Available data: Begin

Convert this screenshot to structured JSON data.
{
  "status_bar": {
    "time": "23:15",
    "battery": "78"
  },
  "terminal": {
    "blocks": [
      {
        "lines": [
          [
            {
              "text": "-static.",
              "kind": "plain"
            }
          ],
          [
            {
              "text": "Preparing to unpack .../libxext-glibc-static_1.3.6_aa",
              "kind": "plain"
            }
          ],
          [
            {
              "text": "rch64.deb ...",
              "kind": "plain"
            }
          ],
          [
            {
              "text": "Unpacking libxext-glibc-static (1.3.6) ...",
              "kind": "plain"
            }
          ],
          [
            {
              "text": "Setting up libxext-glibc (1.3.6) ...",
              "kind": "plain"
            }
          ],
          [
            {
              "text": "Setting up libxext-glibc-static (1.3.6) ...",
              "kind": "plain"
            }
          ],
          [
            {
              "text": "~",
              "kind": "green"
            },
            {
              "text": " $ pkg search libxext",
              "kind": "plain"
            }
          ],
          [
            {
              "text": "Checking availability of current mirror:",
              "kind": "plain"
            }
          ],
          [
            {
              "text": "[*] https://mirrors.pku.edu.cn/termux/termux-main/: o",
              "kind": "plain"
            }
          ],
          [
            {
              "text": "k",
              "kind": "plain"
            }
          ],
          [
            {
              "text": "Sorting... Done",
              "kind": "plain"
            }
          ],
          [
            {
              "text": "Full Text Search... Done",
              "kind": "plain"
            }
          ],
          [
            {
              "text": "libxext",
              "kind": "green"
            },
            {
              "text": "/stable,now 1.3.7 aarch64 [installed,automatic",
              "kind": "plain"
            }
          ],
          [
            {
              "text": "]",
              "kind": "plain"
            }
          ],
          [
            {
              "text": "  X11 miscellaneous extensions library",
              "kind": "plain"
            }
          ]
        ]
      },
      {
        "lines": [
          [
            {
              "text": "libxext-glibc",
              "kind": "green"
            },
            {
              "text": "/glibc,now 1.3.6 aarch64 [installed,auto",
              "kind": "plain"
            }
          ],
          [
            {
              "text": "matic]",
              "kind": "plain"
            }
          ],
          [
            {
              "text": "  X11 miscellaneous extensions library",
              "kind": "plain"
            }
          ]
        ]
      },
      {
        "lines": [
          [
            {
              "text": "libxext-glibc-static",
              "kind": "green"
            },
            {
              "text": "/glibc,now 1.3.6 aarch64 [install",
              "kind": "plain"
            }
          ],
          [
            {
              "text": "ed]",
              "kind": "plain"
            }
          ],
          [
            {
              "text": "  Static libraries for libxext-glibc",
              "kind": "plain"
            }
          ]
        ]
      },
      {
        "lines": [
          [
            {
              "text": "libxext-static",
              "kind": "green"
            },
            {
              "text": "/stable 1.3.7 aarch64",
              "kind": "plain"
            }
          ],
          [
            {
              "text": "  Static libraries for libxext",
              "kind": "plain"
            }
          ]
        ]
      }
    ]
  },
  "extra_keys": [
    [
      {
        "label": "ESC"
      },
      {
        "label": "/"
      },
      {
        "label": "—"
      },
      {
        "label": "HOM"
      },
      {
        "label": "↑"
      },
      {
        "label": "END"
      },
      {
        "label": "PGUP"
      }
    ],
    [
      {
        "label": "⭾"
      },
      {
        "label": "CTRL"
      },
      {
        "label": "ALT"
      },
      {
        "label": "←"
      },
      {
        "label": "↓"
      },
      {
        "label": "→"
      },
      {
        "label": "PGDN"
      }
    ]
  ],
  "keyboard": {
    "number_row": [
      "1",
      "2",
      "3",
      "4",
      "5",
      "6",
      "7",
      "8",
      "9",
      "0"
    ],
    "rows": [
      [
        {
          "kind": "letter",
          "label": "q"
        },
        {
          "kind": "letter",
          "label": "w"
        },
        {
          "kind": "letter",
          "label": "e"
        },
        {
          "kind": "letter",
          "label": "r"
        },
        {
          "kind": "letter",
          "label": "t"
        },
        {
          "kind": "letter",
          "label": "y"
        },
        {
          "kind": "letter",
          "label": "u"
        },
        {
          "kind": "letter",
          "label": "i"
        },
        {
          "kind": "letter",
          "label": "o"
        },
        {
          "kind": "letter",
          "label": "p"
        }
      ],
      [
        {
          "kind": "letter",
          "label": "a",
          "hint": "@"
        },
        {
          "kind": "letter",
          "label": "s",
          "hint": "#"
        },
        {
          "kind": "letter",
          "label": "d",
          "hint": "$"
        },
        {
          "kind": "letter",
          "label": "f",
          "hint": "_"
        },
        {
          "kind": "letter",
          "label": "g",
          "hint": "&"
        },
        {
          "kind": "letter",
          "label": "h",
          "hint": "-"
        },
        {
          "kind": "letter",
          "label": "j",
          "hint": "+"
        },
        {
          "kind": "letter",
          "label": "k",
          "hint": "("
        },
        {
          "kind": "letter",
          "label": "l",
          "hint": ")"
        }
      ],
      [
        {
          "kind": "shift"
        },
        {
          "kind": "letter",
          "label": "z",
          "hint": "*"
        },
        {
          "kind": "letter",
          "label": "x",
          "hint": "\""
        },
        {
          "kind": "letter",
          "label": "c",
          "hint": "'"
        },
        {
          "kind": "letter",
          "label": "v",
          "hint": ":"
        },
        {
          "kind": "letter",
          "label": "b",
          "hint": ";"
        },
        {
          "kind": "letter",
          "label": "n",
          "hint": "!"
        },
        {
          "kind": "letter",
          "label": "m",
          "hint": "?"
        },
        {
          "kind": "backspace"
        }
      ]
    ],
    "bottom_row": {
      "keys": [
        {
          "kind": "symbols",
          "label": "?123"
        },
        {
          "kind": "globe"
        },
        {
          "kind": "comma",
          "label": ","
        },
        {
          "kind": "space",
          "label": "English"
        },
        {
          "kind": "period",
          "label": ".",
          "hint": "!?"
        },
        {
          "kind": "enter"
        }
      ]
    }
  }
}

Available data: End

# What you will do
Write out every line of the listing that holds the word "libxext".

# Exercise solution
              "text": "Preparing to unpack .../libxext-glibc-static_1.3.6_aa",
              "text": "Unpacking libxext-glibc-static (1.3.6) ...",
              "text": "Setting up libxext-glibc (1.3.6) ...",
              "text": "Setting up libxext-glibc-static (1.3.6) ...",
              "text": " $ pkg search libxext",
              "text": "libxext",
              "text": "libxext-glibc",
              "text": "libxext-glibc-static",
              "text": "  Static libraries for libxext-glibc",
              "text": "libxext-static",
              "text": "  Static libraries for libxext",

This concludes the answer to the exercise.